--- Exercise details ---
Across the whole listing, how many lines hold the word "title"? Reply with the number by itself.
-=-=-
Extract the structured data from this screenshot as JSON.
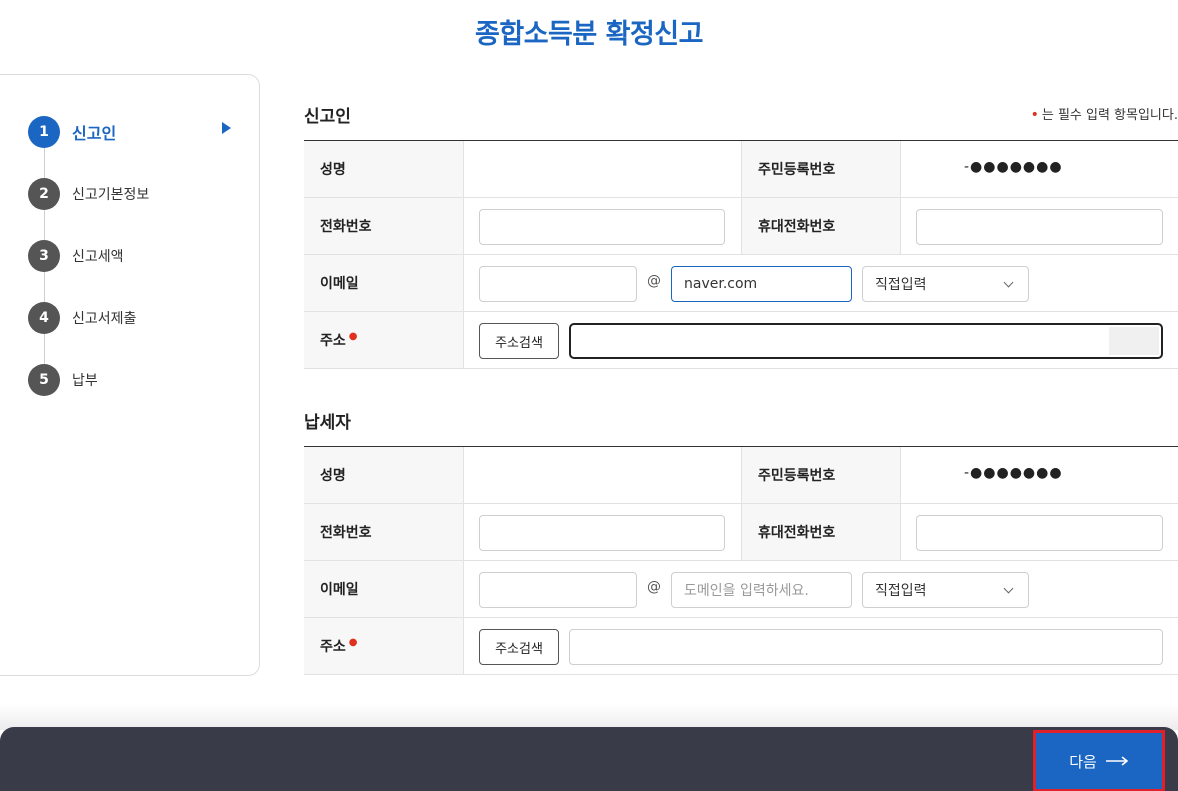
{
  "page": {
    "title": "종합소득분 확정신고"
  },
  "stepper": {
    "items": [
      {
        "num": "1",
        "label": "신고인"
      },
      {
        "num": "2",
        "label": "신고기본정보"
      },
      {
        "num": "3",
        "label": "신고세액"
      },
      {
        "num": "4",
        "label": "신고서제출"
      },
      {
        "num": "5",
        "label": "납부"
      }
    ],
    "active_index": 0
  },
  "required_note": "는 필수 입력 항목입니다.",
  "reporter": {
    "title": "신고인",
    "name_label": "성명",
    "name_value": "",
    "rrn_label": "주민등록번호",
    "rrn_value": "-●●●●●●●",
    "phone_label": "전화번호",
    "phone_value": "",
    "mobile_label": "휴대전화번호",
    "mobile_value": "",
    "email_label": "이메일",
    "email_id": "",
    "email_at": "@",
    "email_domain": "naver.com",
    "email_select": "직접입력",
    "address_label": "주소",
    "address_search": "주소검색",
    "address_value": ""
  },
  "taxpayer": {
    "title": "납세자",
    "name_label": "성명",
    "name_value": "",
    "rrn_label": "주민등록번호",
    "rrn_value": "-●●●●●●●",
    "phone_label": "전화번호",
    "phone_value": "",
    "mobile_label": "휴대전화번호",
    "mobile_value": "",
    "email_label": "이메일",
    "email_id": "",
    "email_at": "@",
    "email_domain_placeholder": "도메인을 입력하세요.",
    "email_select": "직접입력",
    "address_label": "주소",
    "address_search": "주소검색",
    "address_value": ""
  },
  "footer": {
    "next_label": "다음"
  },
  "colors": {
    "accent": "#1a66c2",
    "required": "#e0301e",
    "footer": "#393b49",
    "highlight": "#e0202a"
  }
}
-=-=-
--- Task output ---
3